Wine Investment30. January 2013 by Joachim Goldberg
I was recently asked for my thoughts on ‘Wine as an Asset Class” in a TV interview recently. The interviewer knew I was a Bordeaux enthusiast and was keen to know how I gauged the prospects for this ‘most illiquid of liquid assets’ in the aftermath of the roaring bull market for top Bordeaux and Burgundy crus in the years prior to mid-2011. Although I follow the developments in the Live-ex Fine Wine 100 index, I do not actually buy wines with the intention of selling them at a higher price sometime in the future. I do sometimes see my purchases as an ‘investment’, but the reality is that I have never resold a single bottle. For example, I sometimes talk about my wine cellar as part of my wealth – a reserve to fall back on in case of material hardship. Yet I know this doesn’t really make sense: any profit on paper could easily be gobbled up in the huge spread between purchase and resale prices.

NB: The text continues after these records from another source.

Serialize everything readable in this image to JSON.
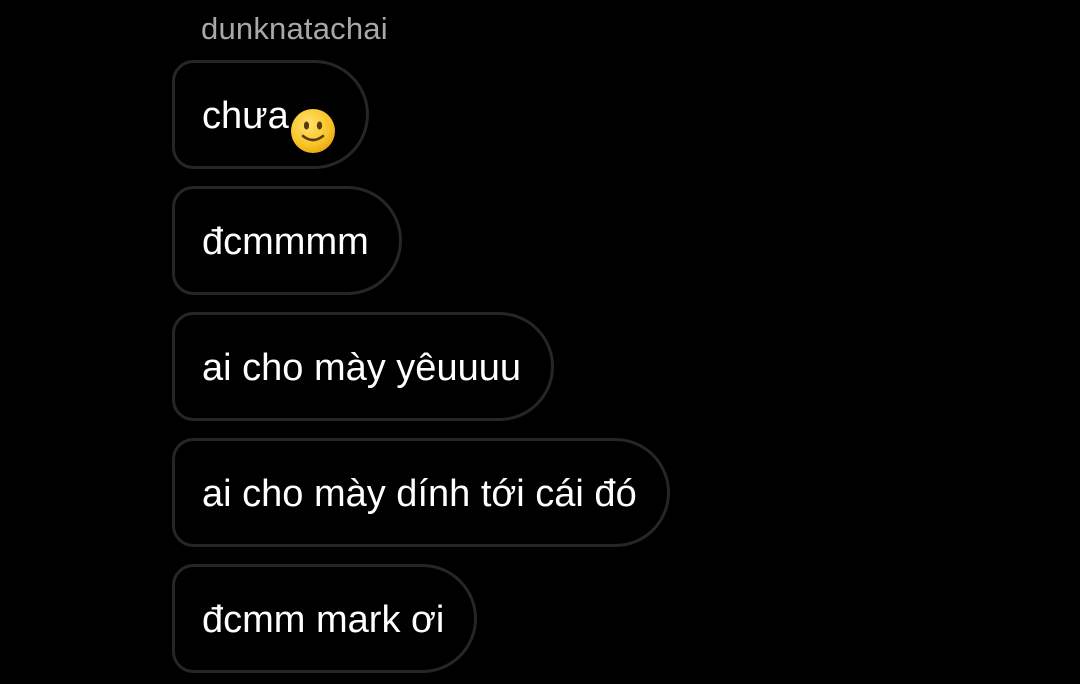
{
  "thread": {
    "sender_name": "dunknatachai",
    "messages": [
      {
        "text": "chưa",
        "emoji": "slightly-smiling-face-icon"
      },
      {
        "text": "đcmmmm"
      },
      {
        "text": "ai cho mày yêuuuu"
      },
      {
        "text": "ai cho mày dính tới cái đó"
      },
      {
        "text": "đcmm mark ơi"
      }
    ]
  },
  "colors": {
    "background": "#000000",
    "bubble_border": "#262626",
    "message_text": "#ffffff",
    "sender_text": "#a8a8a8",
    "emoji_face": "#f7c325"
  }
}
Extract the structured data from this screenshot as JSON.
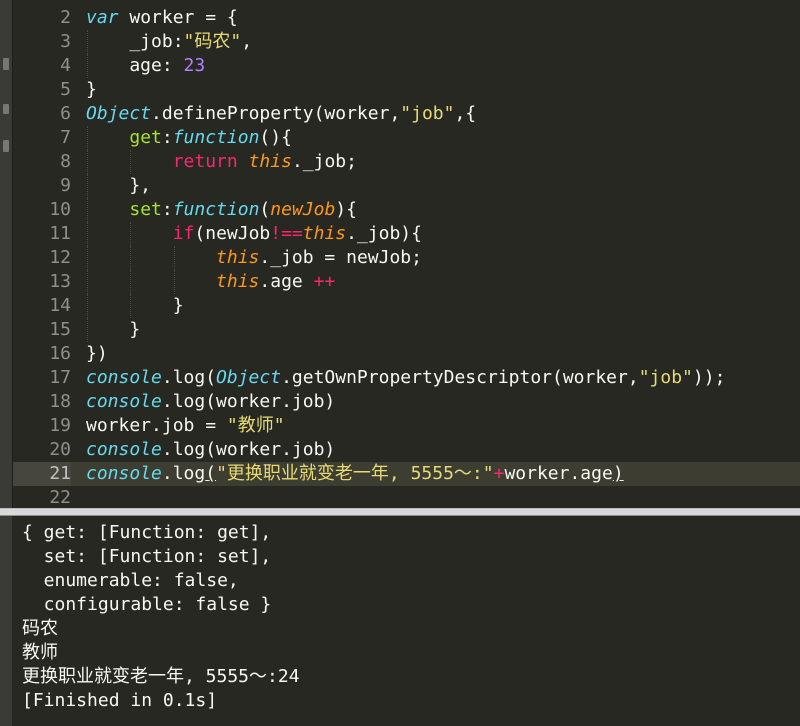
{
  "editor": {
    "current_line": "21",
    "lines": [
      {
        "num": "2",
        "indent": 0,
        "tokens": [
          {
            "t": "var",
            "c": "t-storage"
          },
          {
            "t": " worker = {",
            "c": "t-plain"
          }
        ]
      },
      {
        "num": "3",
        "indent": 1,
        "tokens": [
          {
            "t": "    _job:",
            "c": "t-plain"
          },
          {
            "t": "\"码农\"",
            "c": "t-string"
          },
          {
            "t": ",",
            "c": "t-plain"
          }
        ]
      },
      {
        "num": "4",
        "indent": 1,
        "tokens": [
          {
            "t": "    age: ",
            "c": "t-plain"
          },
          {
            "t": "23",
            "c": "t-number"
          }
        ]
      },
      {
        "num": "5",
        "indent": 0,
        "tokens": [
          {
            "t": "}",
            "c": "t-plain"
          }
        ]
      },
      {
        "num": "6",
        "indent": 0,
        "tokens": [
          {
            "t": "Object",
            "c": "t-support"
          },
          {
            "t": ".defineProperty(worker,",
            "c": "t-plain"
          },
          {
            "t": "\"job\"",
            "c": "t-string"
          },
          {
            "t": ",{",
            "c": "t-plain"
          }
        ]
      },
      {
        "num": "7",
        "indent": 1,
        "tokens": [
          {
            "t": "    ",
            "c": "t-plain"
          },
          {
            "t": "get",
            "c": "t-func"
          },
          {
            "t": ":",
            "c": "t-plain"
          },
          {
            "t": "function",
            "c": "t-storage"
          },
          {
            "t": "(){",
            "c": "t-plain"
          }
        ]
      },
      {
        "num": "8",
        "indent": 2,
        "tokens": [
          {
            "t": "        ",
            "c": "t-plain"
          },
          {
            "t": "return",
            "c": "t-keyword"
          },
          {
            "t": " ",
            "c": "t-plain"
          },
          {
            "t": "this",
            "c": "t-this"
          },
          {
            "t": "._job;",
            "c": "t-plain"
          }
        ]
      },
      {
        "num": "9",
        "indent": 1,
        "tokens": [
          {
            "t": "    },",
            "c": "t-plain"
          }
        ]
      },
      {
        "num": "10",
        "indent": 1,
        "tokens": [
          {
            "t": "    ",
            "c": "t-plain"
          },
          {
            "t": "set",
            "c": "t-func"
          },
          {
            "t": ":",
            "c": "t-plain"
          },
          {
            "t": "function",
            "c": "t-storage"
          },
          {
            "t": "(",
            "c": "t-plain"
          },
          {
            "t": "newJob",
            "c": "t-param"
          },
          {
            "t": "){",
            "c": "t-plain"
          }
        ]
      },
      {
        "num": "11",
        "indent": 2,
        "tokens": [
          {
            "t": "        ",
            "c": "t-plain"
          },
          {
            "t": "if",
            "c": "t-keyword"
          },
          {
            "t": "(newJob",
            "c": "t-plain"
          },
          {
            "t": "!==",
            "c": "t-keyword"
          },
          {
            "t": "this",
            "c": "t-this"
          },
          {
            "t": "._job){",
            "c": "t-plain"
          }
        ]
      },
      {
        "num": "12",
        "indent": 3,
        "tokens": [
          {
            "t": "            ",
            "c": "t-plain"
          },
          {
            "t": "this",
            "c": "t-this"
          },
          {
            "t": "._job = newJob;",
            "c": "t-plain"
          }
        ]
      },
      {
        "num": "13",
        "indent": 3,
        "tokens": [
          {
            "t": "            ",
            "c": "t-plain"
          },
          {
            "t": "this",
            "c": "t-this"
          },
          {
            "t": ".age ",
            "c": "t-plain"
          },
          {
            "t": "++",
            "c": "t-keyword"
          }
        ]
      },
      {
        "num": "14",
        "indent": 2,
        "tokens": [
          {
            "t": "        }",
            "c": "t-plain"
          }
        ]
      },
      {
        "num": "15",
        "indent": 1,
        "tokens": [
          {
            "t": "    }",
            "c": "t-plain"
          }
        ]
      },
      {
        "num": "16",
        "indent": 0,
        "tokens": [
          {
            "t": "})",
            "c": "t-plain"
          }
        ]
      },
      {
        "num": "17",
        "indent": 0,
        "tokens": [
          {
            "t": "console",
            "c": "t-support"
          },
          {
            "t": ".log(",
            "c": "t-plain"
          },
          {
            "t": "Object",
            "c": "t-support"
          },
          {
            "t": ".getOwnPropertyDescriptor(worker,",
            "c": "t-plain"
          },
          {
            "t": "\"job\"",
            "c": "t-string"
          },
          {
            "t": "));",
            "c": "t-plain"
          }
        ]
      },
      {
        "num": "18",
        "indent": 0,
        "tokens": [
          {
            "t": "console",
            "c": "t-support"
          },
          {
            "t": ".log(worker.job)",
            "c": "t-plain"
          }
        ]
      },
      {
        "num": "19",
        "indent": 0,
        "tokens": [
          {
            "t": "worker.job = ",
            "c": "t-plain"
          },
          {
            "t": "\"教师\"",
            "c": "t-string"
          }
        ]
      },
      {
        "num": "20",
        "indent": 0,
        "tokens": [
          {
            "t": "console",
            "c": "t-support"
          },
          {
            "t": ".log(worker.job)",
            "c": "t-plain"
          }
        ]
      },
      {
        "num": "21",
        "indent": 0,
        "tokens": [
          {
            "t": "console",
            "c": "t-support"
          },
          {
            "t": ".log",
            "c": "t-plain"
          },
          {
            "t": "(",
            "c": "t-plain t-underline"
          },
          {
            "t": "\"更换职业就变老一年, 5555～:\"",
            "c": "t-string"
          },
          {
            "t": "+",
            "c": "t-keyword"
          },
          {
            "t": "worker.age",
            "c": "t-plain"
          },
          {
            "t": ")",
            "c": "t-plain t-underline"
          }
        ]
      },
      {
        "num": "22",
        "indent": 0,
        "tokens": []
      }
    ]
  },
  "console": {
    "lines": [
      "{ get: [Function: get],",
      "  set: [Function: set],",
      "  enumerable: false,",
      "  configurable: false }",
      "码农",
      "教师",
      "更换职业就变老一年, 5555～:24",
      "[Finished in 0.1s]"
    ]
  },
  "colors": {
    "background": "#272822",
    "string": "#e6db74",
    "keyword": "#f92672",
    "storage": "#66d9ef",
    "function": "#a6e22e",
    "number": "#ae81ff",
    "this": "#fd971f"
  }
}
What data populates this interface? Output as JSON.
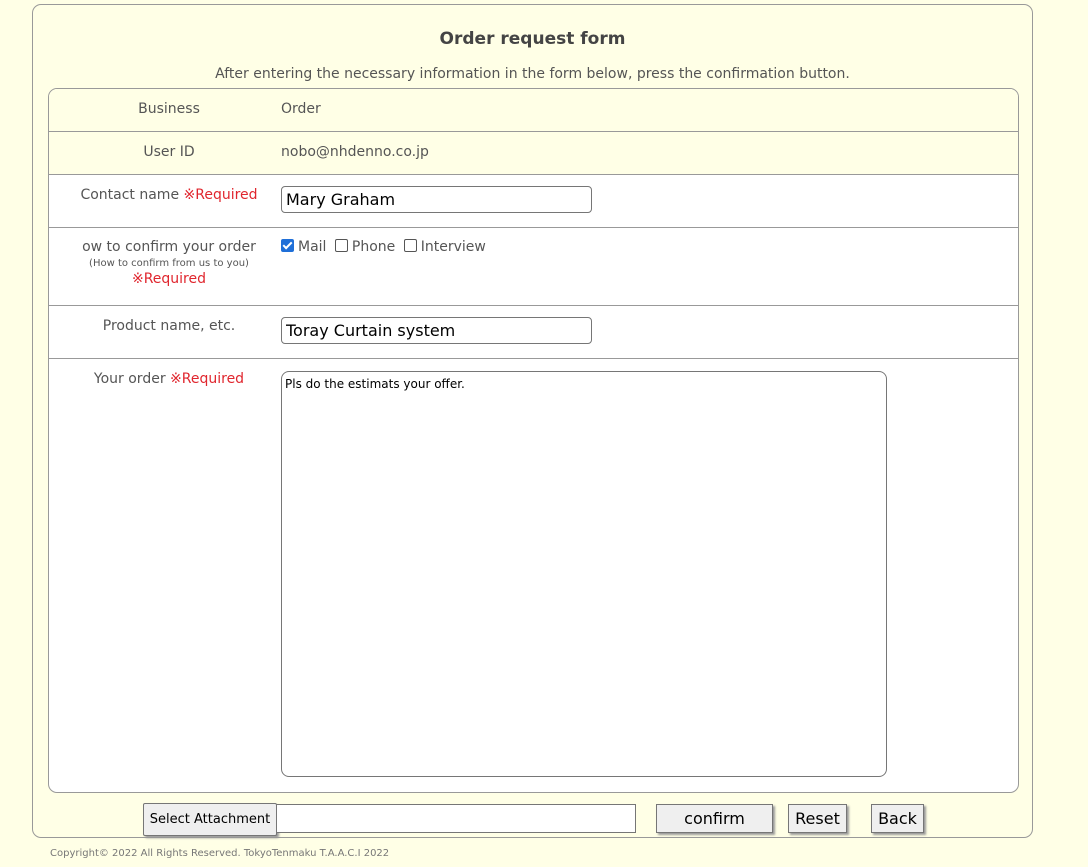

Still, the experience of a wine connoisseur is not that different to that of an investor. When I have to pay up for a high-value wine, it hurts in the moment of purchase. This because I perceive the foregone money as a loss in the present, whereas the gain – consuming the bottles’ contents – is typically intended for the far distant future. However, I can console myself with the knowledge that the enjoyment I will have from this wine in the future is far greater than it could deliver if opened immediately. These feelings are not hugely different from those of an investor who sacrifices present consumption to buy a bond. Wine, like the financial investment, has a yield.
When I have friends over for dinner, I will usually ‘clip a coupon’; I will open up a couple of bottles from my wine investment and enjoy them. A little while ago, I opened a 60-year-old Bordeaux, which prompted my guest to ask whether I had reservations about sacrificing such an expensive bottle without any special occasion. I humoured them with a remark about the pricelessness of their charming company, but the truth was that I couldn’t even remember how much I had paid for the bottle all of those years ago. My wine choice on that evening might have been very different if I had had to buy the same bottle from a merchant on the evening.
The bottle that once slipped out of my hands and came crashing to floor when I was taking it from the wine cabinet had also been paid for many years earlier. But that was different: I sulked for hours over my misfortune. Fortunately, it was not a particularly expensive bottle, but I readily reckoned my loss to be the replacement cost at today’s prices. Not being able to remember the original purchase price was a distinct disadvantage in this case. It was only when I came across academic research on precisely this topic did I learn how generalised my experiences were.
 Shafir, Eldar & Thaler, Richard H. (2006): Invest now, drink later, spend never: 0n the mental accounting of delayed consumption, Journal of Economic Psychology 27, pp. 694-712